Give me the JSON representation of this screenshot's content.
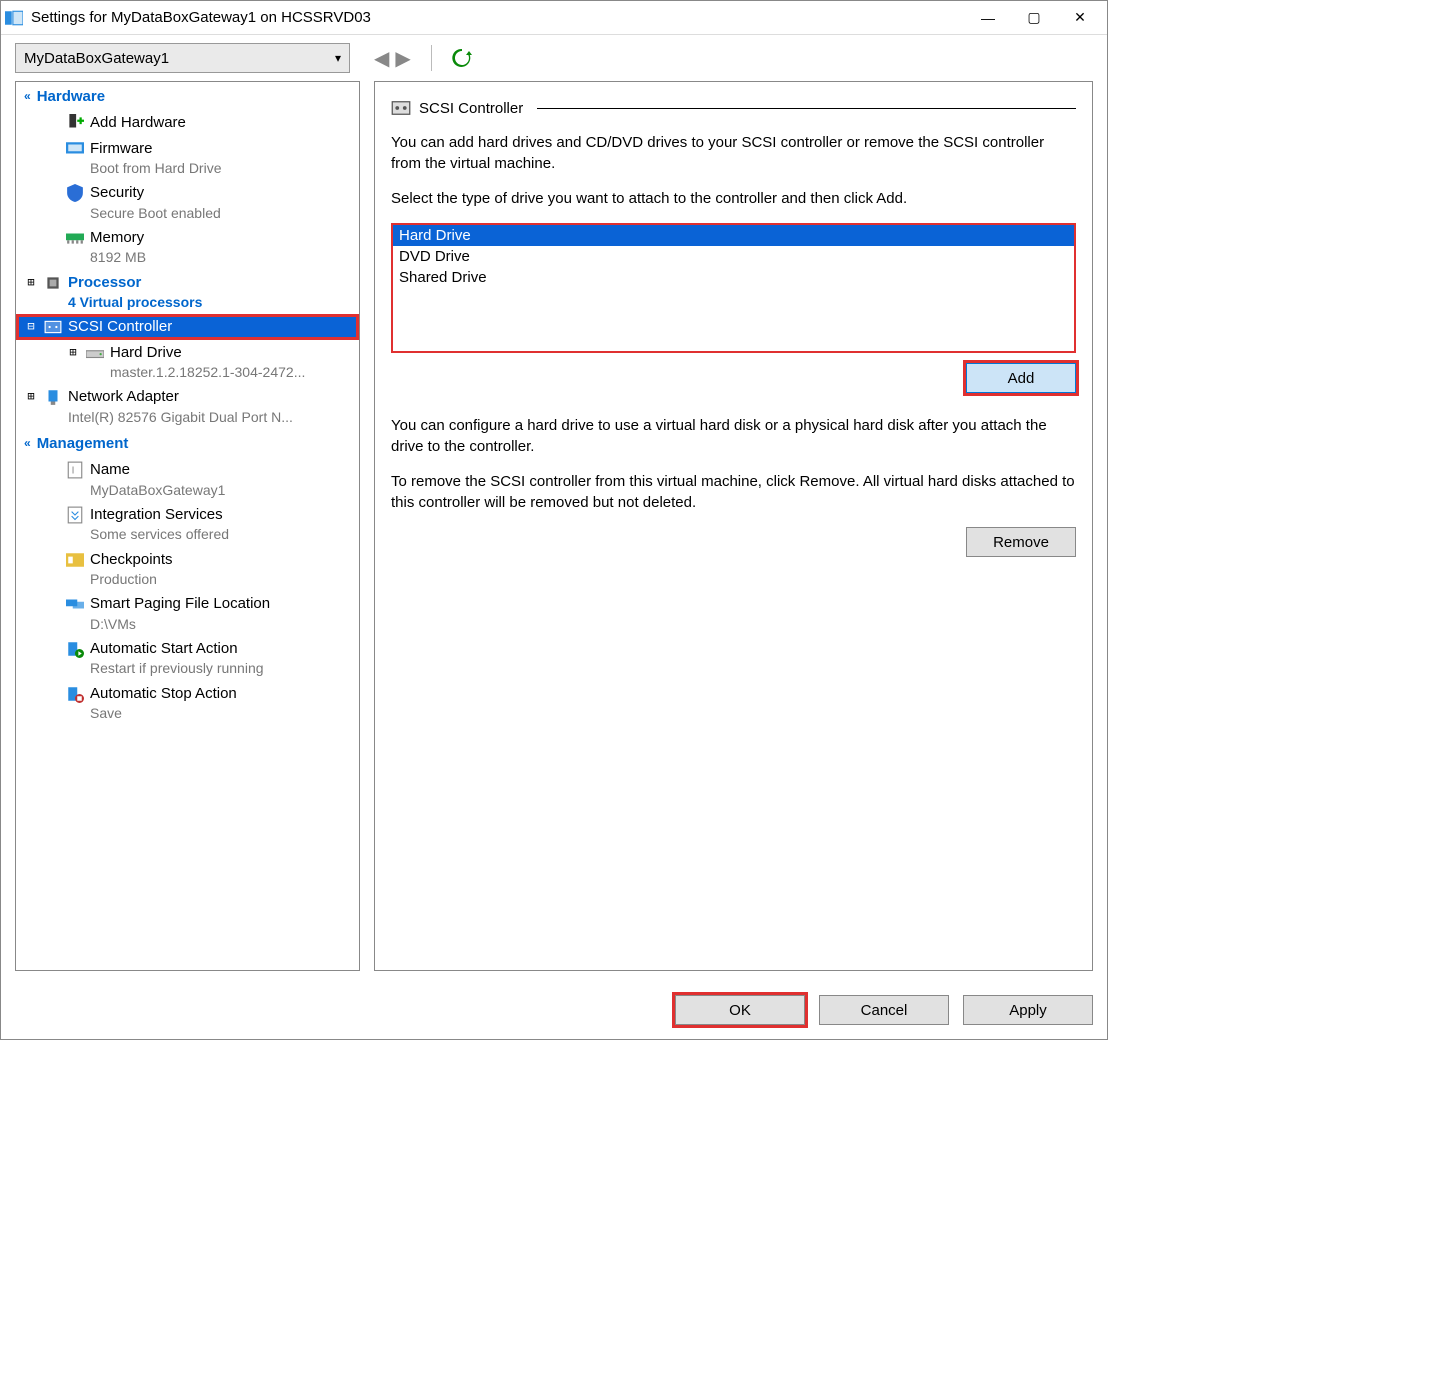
{
  "window": {
    "title": "Settings for MyDataBoxGateway1 on HCSSRVD03"
  },
  "toolbar": {
    "vm_name": "MyDataBoxGateway1"
  },
  "sidebar": {
    "hardware_header": "Hardware",
    "items": [
      {
        "label": "Add Hardware",
        "sub": ""
      },
      {
        "label": "Firmware",
        "sub": "Boot from Hard Drive"
      },
      {
        "label": "Security",
        "sub": "Secure Boot enabled"
      },
      {
        "label": "Memory",
        "sub": "8192 MB"
      },
      {
        "label": "Processor",
        "sub": "4 Virtual processors"
      },
      {
        "label": "SCSI Controller",
        "sub": ""
      },
      {
        "label": "Hard Drive",
        "sub": "master.1.2.18252.1-304-2472..."
      },
      {
        "label": "Network Adapter",
        "sub": "Intel(R) 82576 Gigabit Dual Port N..."
      }
    ],
    "management_header": "Management",
    "mgmt": [
      {
        "label": "Name",
        "sub": "MyDataBoxGateway1"
      },
      {
        "label": "Integration Services",
        "sub": "Some services offered"
      },
      {
        "label": "Checkpoints",
        "sub": "Production"
      },
      {
        "label": "Smart Paging File Location",
        "sub": "D:\\VMs"
      },
      {
        "label": "Automatic Start Action",
        "sub": "Restart if previously running"
      },
      {
        "label": "Automatic Stop Action",
        "sub": "Save"
      }
    ]
  },
  "panel": {
    "title": "SCSI Controller",
    "desc1": "You can add hard drives and CD/DVD drives to your SCSI controller or remove the SCSI controller from the virtual machine.",
    "desc2": "Select the type of drive you want to attach to the controller and then click Add.",
    "options": [
      "Hard Drive",
      "DVD Drive",
      "Shared Drive"
    ],
    "add_label": "Add",
    "desc3": "You can configure a hard drive to use a virtual hard disk or a physical hard disk after you attach the drive to the controller.",
    "desc4": "To remove the SCSI controller from this virtual machine, click Remove. All virtual hard disks attached to this controller will be removed but not deleted.",
    "remove_label": "Remove"
  },
  "footer": {
    "ok": "OK",
    "cancel": "Cancel",
    "apply": "Apply"
  }
}
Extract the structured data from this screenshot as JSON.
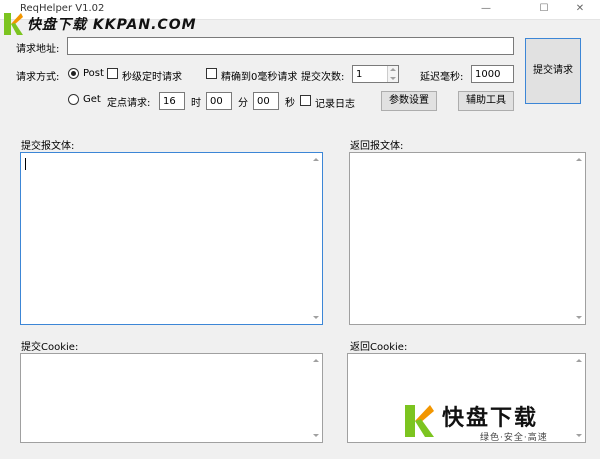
{
  "window": {
    "title": "ReqHelper V1.02",
    "minimize": "—",
    "maximize": "☐",
    "close": "✕"
  },
  "watermark": {
    "top_text": "快盘下载 KKPAN.COM",
    "bottom_title": "快盘下载",
    "bottom_sub": "绿色·安全·高速",
    "brand_green": "#7cc420",
    "brand_orange": "#f29600"
  },
  "request": {
    "url_label": "请求地址:",
    "url_value": "",
    "method_label": "请求方式:",
    "post_label": "Post",
    "get_label": "Get",
    "selected_method": "Post",
    "sec_timer_label": "秒级定时请求",
    "precise_ms_label": "精确到0毫秒请求",
    "count_label": "提交次数:",
    "count_value": "1",
    "delay_label": "延迟毫秒:",
    "delay_value": "1000",
    "fixed_label": "定点请求:",
    "hour_value": "16",
    "hour_unit": "时",
    "minute_value": "00",
    "minute_unit": "分",
    "second_value": "00",
    "second_unit": "秒",
    "log_label": "记录日志",
    "params_button": "参数设置",
    "tools_button": "辅助工具",
    "submit_button": "提交请求"
  },
  "panels": {
    "submit_body_label": "提交报文体:",
    "return_body_label": "返回报文体:",
    "submit_cookie_label": "提交Cookie:",
    "return_cookie_label": "返回Cookie:"
  }
}
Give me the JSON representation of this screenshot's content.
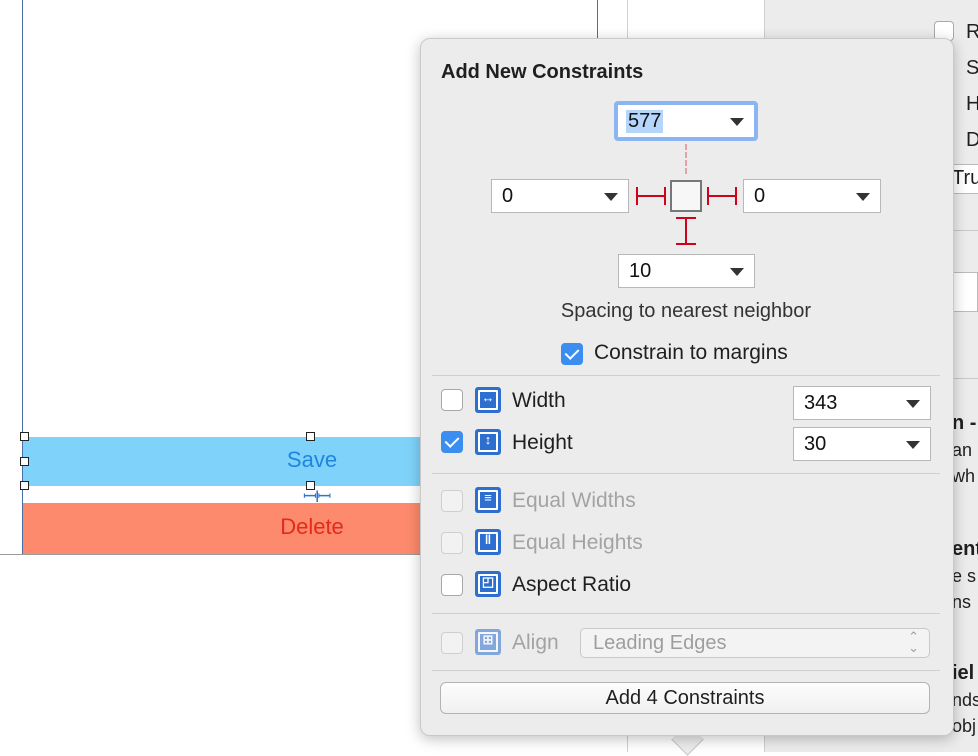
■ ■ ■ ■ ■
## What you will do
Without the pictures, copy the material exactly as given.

## Result
Give me the JSON representation of this screenshot's content.
{
  "window": {
    "title": "Settings for MyDataBoxGateway1 on HCSSRVD03"
  },
  "toolbar": {
    "vm_name": "MyDataBoxGateway1"
  },
  "sidebar": {
    "hardware_header": "Hardware",
    "items": [
      {
        "label": "Add Hardware",
        "sub": ""
      },
      {
        "label": "Firmware",
        "sub": "Boot from Hard Drive"
      },
      {
        "label": "Security",
        "sub": "Secure Boot enabled"
      },
      {
        "label": "Memory",
        "sub": "8192 MB"
      },
      {
        "label": "Processor",
        "sub": "4 Virtual processors"
      },
      {
        "label": "SCSI Controller",
        "sub": ""
      },
      {
        "label": "Hard Drive",
        "sub": "master.1.2.18252.1-304-2472..."
      },
      {
        "label": "Network Adapter",
        "sub": "Intel(R) 82576 Gigabit Dual Port N..."
      }
    ],
    "management_header": "Management",
    "mgmt": [
      {
        "label": "Name",
        "sub": "MyDataBoxGateway1"
      },
      {
        "label": "Integration Services",
        "sub": "Some services offered"
      },
      {
        "label": "Checkpoints",
        "sub": "Production"
      },
      {
        "label": "Smart Paging File Location",
        "sub": "D:\\VMs"
      },
      {
        "label": "Automatic Start Action",
        "sub": "Restart if previously running"
      },
      {
        "label": "Automatic Stop Action",
        "sub": "Save"
      }
    ]
  },
  "panel": {
    "title": "SCSI Controller",
    "desc1": "You can add hard drives and CD/DVD drives to your SCSI controller or remove the SCSI controller from the virtual machine.",
    "desc2": "Select the type of drive you want to attach to the controller and then click Add.",
    "options": [
      "Hard Drive",
      "DVD Drive",
      "Shared Drive"
    ],
    "add_label": "Add",
    "desc3": "You can configure a hard drive to use a virtual hard disk or a physical hard disk after you attach the drive to the controller.",
    "desc4": "To remove the SCSI controller from this virtual machine, click Remove. All virtual hard disks attached to this controller will be removed but not deleted.",
    "remove_label": "Remove"
  },
  "footer": {
    "ok": "OK",
    "cancel": "Cancel",
    "apply": "Apply"
  }
}
Extract the structured data from this screenshot as JSON.
{
  "window": {
    "title": "ReqHelper V1.02",
    "minimize": "—",
    "maximize": "☐",
    "close": "✕"
  },
  "watermark": {
    "top_text": "快盘下载 KKPAN.COM",
    "bottom_title": "快盘下载",
    "bottom_sub": "绿色·安全·高速",
    "brand_green": "#7cc420",
    "brand_orange": "#f29600"
  },
  "request": {
    "url_label": "请求地址:",
    "url_value": "",
    "method_label": "请求方式:",
    "post_label": "Post",
    "get_label": "Get",
    "selected_method": "Post",
    "sec_timer_label": "秒级定时请求",
    "precise_ms_label": "精确到0毫秒请求",
    "count_label": "提交次数:",
    "count_value": "1",
    "delay_label": "延迟毫秒:",
    "delay_value": "1000",
    "fixed_label": "定点请求:",
    "hour_value": "16",
    "hour_unit": "时",
    "minute_value": "00",
    "minute_unit": "分",
    "second_value": "00",
    "second_unit": "秒",
    "log_label": "记录日志",
    "params_button": "参数设置",
    "tools_button": "辅助工具",
    "submit_button": "提交请求"
  },
  "panels": {
    "submit_body_label": "提交报文体:",
    "return_body_label": "返回报文体:",
    "submit_cookie_label": "提交Cookie:",
    "return_cookie_label": "返回Cookie:"
  }
}
Give me the JSON representation of this screenshot's content.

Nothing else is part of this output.